WHAT IS EXPECTED: Exact copies of all the lines below are wanted, without a single picture.

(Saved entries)
>>>

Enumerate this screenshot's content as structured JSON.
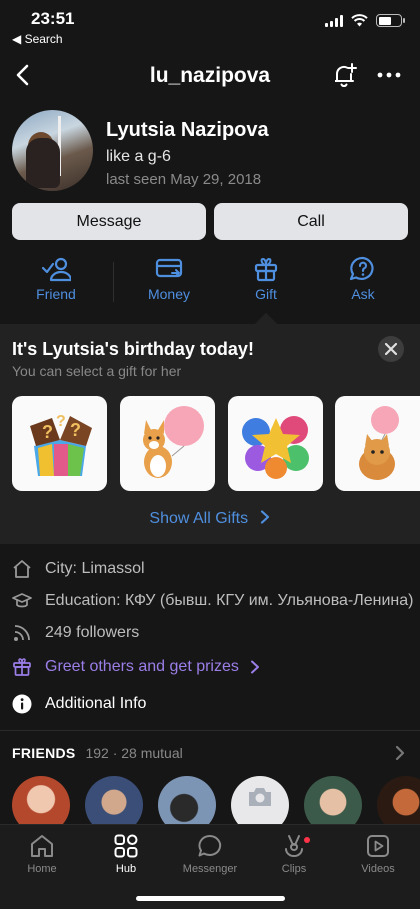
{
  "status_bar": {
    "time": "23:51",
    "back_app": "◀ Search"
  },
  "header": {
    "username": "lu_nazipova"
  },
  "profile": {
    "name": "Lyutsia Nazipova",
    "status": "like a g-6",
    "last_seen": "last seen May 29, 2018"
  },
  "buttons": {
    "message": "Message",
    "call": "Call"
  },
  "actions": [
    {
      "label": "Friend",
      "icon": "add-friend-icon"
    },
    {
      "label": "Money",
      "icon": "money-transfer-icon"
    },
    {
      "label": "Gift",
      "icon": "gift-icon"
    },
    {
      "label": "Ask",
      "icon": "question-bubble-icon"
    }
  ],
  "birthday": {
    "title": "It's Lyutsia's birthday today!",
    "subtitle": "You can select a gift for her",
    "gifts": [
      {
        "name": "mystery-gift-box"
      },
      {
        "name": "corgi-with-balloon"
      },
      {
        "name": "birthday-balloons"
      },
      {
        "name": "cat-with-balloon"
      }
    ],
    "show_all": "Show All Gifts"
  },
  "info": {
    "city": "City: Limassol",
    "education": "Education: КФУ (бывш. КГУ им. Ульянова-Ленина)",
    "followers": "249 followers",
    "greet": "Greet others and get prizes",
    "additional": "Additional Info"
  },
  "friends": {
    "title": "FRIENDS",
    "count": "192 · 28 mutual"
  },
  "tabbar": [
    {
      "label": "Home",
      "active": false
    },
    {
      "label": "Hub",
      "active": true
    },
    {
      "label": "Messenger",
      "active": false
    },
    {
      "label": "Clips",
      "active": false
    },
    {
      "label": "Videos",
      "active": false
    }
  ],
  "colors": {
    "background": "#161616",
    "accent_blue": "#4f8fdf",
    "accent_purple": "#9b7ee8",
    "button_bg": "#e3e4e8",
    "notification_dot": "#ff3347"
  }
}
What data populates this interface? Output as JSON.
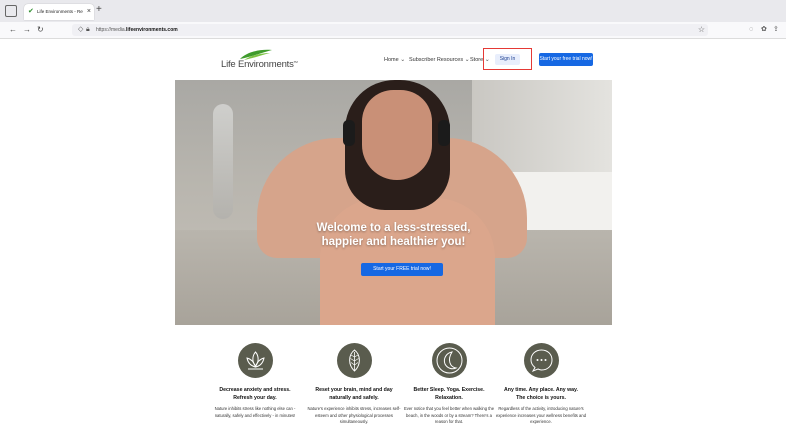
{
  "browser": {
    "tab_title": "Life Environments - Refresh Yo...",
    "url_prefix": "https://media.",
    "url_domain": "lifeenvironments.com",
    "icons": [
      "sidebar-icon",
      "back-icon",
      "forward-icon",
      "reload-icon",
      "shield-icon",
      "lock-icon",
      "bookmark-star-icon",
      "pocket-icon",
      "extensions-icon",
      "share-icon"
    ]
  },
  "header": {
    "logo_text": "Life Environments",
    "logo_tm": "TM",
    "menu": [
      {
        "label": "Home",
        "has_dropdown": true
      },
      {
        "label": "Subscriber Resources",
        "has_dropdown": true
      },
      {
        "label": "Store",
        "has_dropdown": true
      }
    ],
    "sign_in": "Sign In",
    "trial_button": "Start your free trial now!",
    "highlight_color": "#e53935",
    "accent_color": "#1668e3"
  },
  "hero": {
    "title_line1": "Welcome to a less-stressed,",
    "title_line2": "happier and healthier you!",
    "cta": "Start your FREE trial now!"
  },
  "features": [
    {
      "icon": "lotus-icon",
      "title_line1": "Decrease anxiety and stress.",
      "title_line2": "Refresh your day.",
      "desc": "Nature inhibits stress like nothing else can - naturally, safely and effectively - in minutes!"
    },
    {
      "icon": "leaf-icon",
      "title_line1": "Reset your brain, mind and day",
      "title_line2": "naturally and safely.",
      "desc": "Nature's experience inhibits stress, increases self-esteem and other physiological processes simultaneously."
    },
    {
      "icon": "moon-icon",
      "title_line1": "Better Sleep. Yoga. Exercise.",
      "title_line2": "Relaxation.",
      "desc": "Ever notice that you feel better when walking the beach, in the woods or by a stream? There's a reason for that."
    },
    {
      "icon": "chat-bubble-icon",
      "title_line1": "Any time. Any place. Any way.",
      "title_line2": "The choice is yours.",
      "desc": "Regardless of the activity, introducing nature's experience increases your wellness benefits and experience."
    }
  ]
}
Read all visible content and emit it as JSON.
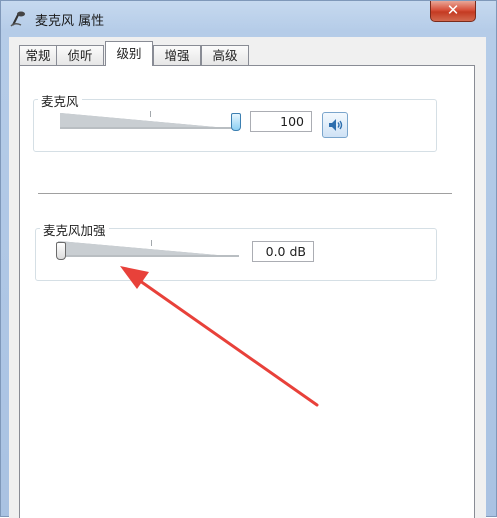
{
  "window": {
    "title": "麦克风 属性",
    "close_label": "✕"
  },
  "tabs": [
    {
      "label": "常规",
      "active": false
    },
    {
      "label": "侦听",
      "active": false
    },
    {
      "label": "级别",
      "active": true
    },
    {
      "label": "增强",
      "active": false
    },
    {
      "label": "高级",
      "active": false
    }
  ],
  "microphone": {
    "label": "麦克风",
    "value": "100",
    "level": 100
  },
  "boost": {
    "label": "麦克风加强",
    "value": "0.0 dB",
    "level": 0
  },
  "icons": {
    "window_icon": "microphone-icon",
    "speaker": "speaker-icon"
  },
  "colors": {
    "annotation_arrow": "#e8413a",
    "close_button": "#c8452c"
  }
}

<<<

THE ANSWER:
Enumerate this screenshot's content as structured JSON.
{
  "status_bar": {
    "time": "23:51",
    "back_app": "◀ Search"
  },
  "header": {
    "username": "lu_nazipova"
  },
  "profile": {
    "name": "Lyutsia Nazipova",
    "status": "like a g-6",
    "last_seen": "last seen May 29, 2018"
  },
  "buttons": {
    "message": "Message",
    "call": "Call"
  },
  "actions": [
    {
      "label": "Friend",
      "icon": "add-friend-icon"
    },
    {
      "label": "Money",
      "icon": "money-transfer-icon"
    },
    {
      "label": "Gift",
      "icon": "gift-icon"
    },
    {
      "label": "Ask",
      "icon": "question-bubble-icon"
    }
  ],
  "birthday": {
    "title": "It's Lyutsia's birthday today!",
    "subtitle": "You can select a gift for her",
    "gifts": [
      {
        "name": "mystery-gift-box"
      },
      {
        "name": "corgi-with-balloon"
      },
      {
        "name": "birthday-balloons"
      },
      {
        "name": "cat-with-balloon"
      }
    ],
    "show_all": "Show All Gifts"
  },
  "info": {
    "city": "City: Limassol",
    "education": "Education: КФУ (бывш. КГУ им. Ульянова-Ленина)",
    "followers": "249 followers",
    "greet": "Greet others and get prizes",
    "additional": "Additional Info"
  },
  "friends": {
    "title": "FRIENDS",
    "count": "192 · 28 mutual"
  },
  "tabbar": [
    {
      "label": "Home",
      "active": false
    },
    {
      "label": "Hub",
      "active": true
    },
    {
      "label": "Messenger",
      "active": false
    },
    {
      "label": "Clips",
      "active": false
    },
    {
      "label": "Videos",
      "active": false
    }
  ],
  "colors": {
    "background": "#161616",
    "accent_blue": "#4f8fdf",
    "accent_purple": "#9b7ee8",
    "button_bg": "#e3e4e8",
    "notification_dot": "#ff3347"
  }
}
What data populates this interface? Output as JSON.
{
  "browser": {
    "tab_title": "Life Environments - Refresh Yo...",
    "url_prefix": "https://media.",
    "url_domain": "lifeenvironments.com",
    "icons": [
      "sidebar-icon",
      "back-icon",
      "forward-icon",
      "reload-icon",
      "shield-icon",
      "lock-icon",
      "bookmark-star-icon",
      "pocket-icon",
      "extensions-icon",
      "share-icon"
    ]
  },
  "header": {
    "logo_text": "Life Environments",
    "logo_tm": "TM",
    "menu": [
      {
        "label": "Home",
        "has_dropdown": true
      },
      {
        "label": "Subscriber Resources",
        "has_dropdown": true
      },
      {
        "label": "Store",
        "has_dropdown": true
      }
    ],
    "sign_in": "Sign In",
    "trial_button": "Start your free trial now!",
    "highlight_color": "#e53935",
    "accent_color": "#1668e3"
  },
  "hero": {
    "title_line1": "Welcome to a less-stressed,",
    "title_line2": "happier and healthier you!",
    "cta": "Start your FREE trial now!"
  },
  "features": [
    {
      "icon": "lotus-icon",
      "title_line1": "Decrease anxiety and stress.",
      "title_line2": "Refresh your day.",
      "desc": "Nature inhibits stress like nothing else can - naturally, safely and effectively - in minutes!"
    },
    {
      "icon": "leaf-icon",
      "title_line1": "Reset your brain, mind and day",
      "title_line2": "naturally and safely.",
      "desc": "Nature's experience inhibits stress, increases self-esteem and other physiological processes simultaneously."
    },
    {
      "icon": "moon-icon",
      "title_line1": "Better Sleep. Yoga. Exercise.",
      "title_line2": "Relaxation.",
      "desc": "Ever notice that you feel better when walking the beach, in the woods or by a stream? There's a reason for that."
    },
    {
      "icon": "chat-bubble-icon",
      "title_line1": "Any time. Any place. Any way.",
      "title_line2": "The choice is yours.",
      "desc": "Regardless of the activity, introducing nature's experience increases your wellness benefits and experience."
    }
  ]
}
Read all visible content and emit it as JSON.
{
  "window": {
    "title": "麦克风 属性",
    "close_label": "✕"
  },
  "tabs": [
    {
      "label": "常规",
      "active": false
    },
    {
      "label": "侦听",
      "active": false
    },
    {
      "label": "级别",
      "active": true
    },
    {
      "label": "增强",
      "active": false
    },
    {
      "label": "高级",
      "active": false
    }
  ],
  "microphone": {
    "label": "麦克风",
    "value": "100",
    "level": 100
  },
  "boost": {
    "label": "麦克风加强",
    "value": "0.0 dB",
    "level": 0
  },
  "icons": {
    "window_icon": "microphone-icon",
    "speaker": "speaker-icon"
  },
  "colors": {
    "annotation_arrow": "#e8413a",
    "close_button": "#c8452c"
  }
}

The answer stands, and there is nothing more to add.